The team additionally found a new type of sensory 'grasp illusion' in which perceived distances between index fingers decreases when subjects hold an artificial finger. This implies that the brain generates possible scenarios and tests them against available sensory information.

Professor Gandevia says: "Grasping the artificial finger induces a sensation in some subjects that their hands are level with one another, despite being 12 cm apart. This illusion demonstrates that our brain is a thoughtful (yet at times gullible!) decision maker: it uses available sensory information and memories of past experiences to decide what scenario is most likely (i.e. 'my hands are level')."


Story Source:

The above story is based on materials provided by Wiley. Note: Materials may be edited for content and length.


Journal Reference:

  1. Hιroux M, Walsh L, Butler A and Gandevia S. Is this my finger? Proprioceptive illusions of body ownership and representation. The Journal of Physiology, 2013 DOI: 10.1113/jphysiol.2013.261461

Cite This Page:

Wiley. "Is this my finger? Sensory illusion study provides new insight for body representation brain disorders." ScienceDaily. ScienceDaily, 22 September 2013. <www.sciencedaily.com/releases/2013/09/130922205931.htm>.
Wiley. (2013, September 22). Is this my finger? Sensory illusion study provides new insight for body representation brain disorders. ScienceDaily. Retrieved November 29, 2014 from www.sciencedaily.com/releases/2013/09/130922205931.htm
Wiley. "Is this my finger? Sensory illusion study provides new insight for body representation brain disorders." ScienceDaily. www.sciencedaily.com/releases/2013/09/130922205931.htm (accessed November 29, 2014).

Share This


More From ScienceDaily



More Mind & Brain News

Saturday, November 29, 2014

Featured Research

from universities, journals, and other organizations


Featured Videos

from AP, Reuters, AFP, and other news services

Tryptophan Isn't Making You Sleepy On Thanksgiving

Tryptophan Isn't Making You Sleepy On Thanksgiving

Newsy (Nov. 27, 2014) — Tryptophan, a chemical found naturally in turkey meat, gets blamed for sleepiness after Thanksgiving meals. But science points to other culprits. Video provided by Newsy
Powered by NewsLook.com
Are Female Bosses More Likely To Be Depressed?

Are Female Bosses More Likely To Be Depressed?

Newsy (Nov. 24, 2014) — A new study links greater authority with increased depressive symptoms among women in the workplace.

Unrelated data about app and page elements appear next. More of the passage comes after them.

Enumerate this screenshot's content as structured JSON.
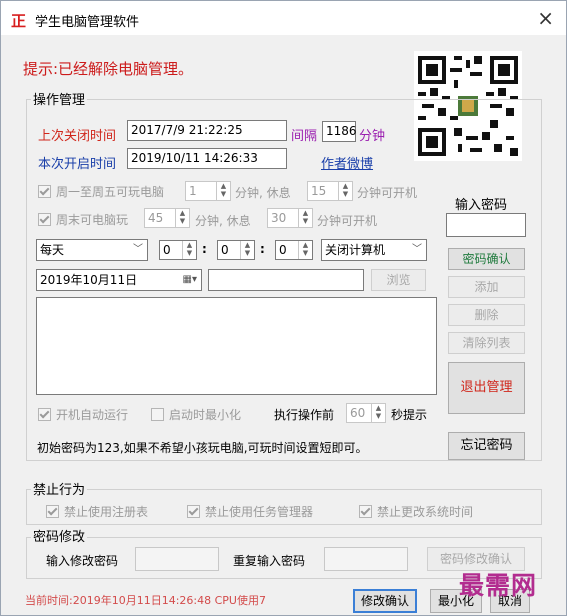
{
  "window": {
    "title": "学生电脑管理软件",
    "close_glyph": "×",
    "app_icon_glyph": "正"
  },
  "notice": "提示:已经解除电脑管理。",
  "ops": {
    "group_label": "操作管理",
    "last_shutdown_label": "上次关闭时间",
    "last_shutdown_value": "2017/7/9 21:22:25",
    "interval_label": "间隔",
    "interval_value": "1186",
    "minutes_unit": "分钟",
    "current_start_label": "本次开启时间",
    "current_start_value": "2019/10/11 14:26:33",
    "author_weibo_link": "作者微博",
    "weekday_label": "周一至周五可玩电脑",
    "weekday_play_value": "1",
    "weekday_mid1": "分钟, 休息",
    "weekday_rest_value": "15",
    "weekday_tail": "分钟可开机",
    "weekend_label": "周末可电脑玩",
    "weekend_play_value": "45",
    "weekend_mid1": "分钟, 休息",
    "weekend_rest_value": "30",
    "weekend_tail": "分钟可开机",
    "repeat_select": "每天",
    "hour_value": "0",
    "min_value": "0",
    "sec_value": "0",
    "colon": ":",
    "action_select": "关闭计算机",
    "date_value": "2019年10月11日",
    "browse_button": "浏览",
    "autorun_label": "开机自动运行",
    "minimize_label": "启动时最小化",
    "before_exec_label": "执行操作前",
    "before_exec_value": "60",
    "seconds_prompt": "秒提示",
    "hint_text": "初始密码为123,如果不希望小孩玩电脑,可玩时间设置短即可。"
  },
  "right_panel": {
    "password_label": "输入密码",
    "confirm_password_button": "密码确认",
    "add_button": "添加",
    "delete_button": "删除",
    "clear_list_button": "清除列表",
    "exit_management_button": "退出管理",
    "forgot_password_button": "忘记密码"
  },
  "forbid": {
    "group_label": "禁止行为",
    "registry_label": "禁止使用注册表",
    "taskmgr_label": "禁止使用任务管理器",
    "systime_label": "禁止更改系统时间"
  },
  "pwdchange": {
    "group_label": "密码修改",
    "new_label": "输入修改密码",
    "repeat_label": "重复输入密码",
    "confirm_button": "密码修改确认"
  },
  "footer": {
    "status_text": "当前时间:2019年10月11日14:26:48 CPU使用7",
    "modify_confirm_button": "修改确认",
    "minimize_button": "最小化",
    "cancel_button": "取消"
  },
  "watermark": "最需网",
  "colors": {
    "notice": "#cc1b1b",
    "label_red": "#d0261b",
    "label_blue": "#1a3fa9",
    "purple": "#9b20b0",
    "watermark": "#b22c8f"
  }
}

Video provided by Newsy
Powered by NewsLook.com
Winter Can Cause Depression — Here's How To Combat It

Winter Can Cause Depression — Here's How To Combat It

Newsy (Nov. 23, 2014) — Millions of American suffer from seasonal depression every year. It can lead to adverse health effects, but there are ways to ease symptoms. Video provided by Newsy
Powered by NewsLook.com
Could Your Genes Be The Reason You're Single?

Could Your Genes Be The Reason You're Single?

Newsy (Nov. 21, 2014) — Researchers in Beijing discovered a gene called 5-HTA1, and carriers are reportedly 20 percent more likely to be single. Video provided by Newsy
Powered by NewsLook.com

Search ScienceDaily

Number of stories in archives: 140,361

Find with keyword(s):
 
Enter a keyword or phrase to search ScienceDaily for related topics and research stories.

Save/Print:
Share:  

Breaking News:

Strange & Offbeat Stories

 

Health & Medicine

Mind & Brain

Living & Well

In Other News

... from NewsDaily.com

Science News

Health News

Environment News

Technology News



Save/Print:
Share:  

Free Subscriptions


Get the latest science news with ScienceDaily's free email newsletters, updated daily and weekly. Or view hourly updated newsfeeds in your RSS reader:

Get Social & Mobile


Keep up to date with the latest news from ScienceDaily via social networks and mobile apps:

Have Feedback?


Tell us what you think of ScienceDaily -- we welcome both positive and negative comments. Have any problems using the site? Questions?
Mobile iPhone Android Web
Follow Facebook Twitter Google+
Subscribe RSS Feeds Email Newsletters
Latest Headlines Health & Medicine Mind & Brain Space & Time Matter & Energy Computers & Math Plants & Animals Earth & Climate Fossils & Ruins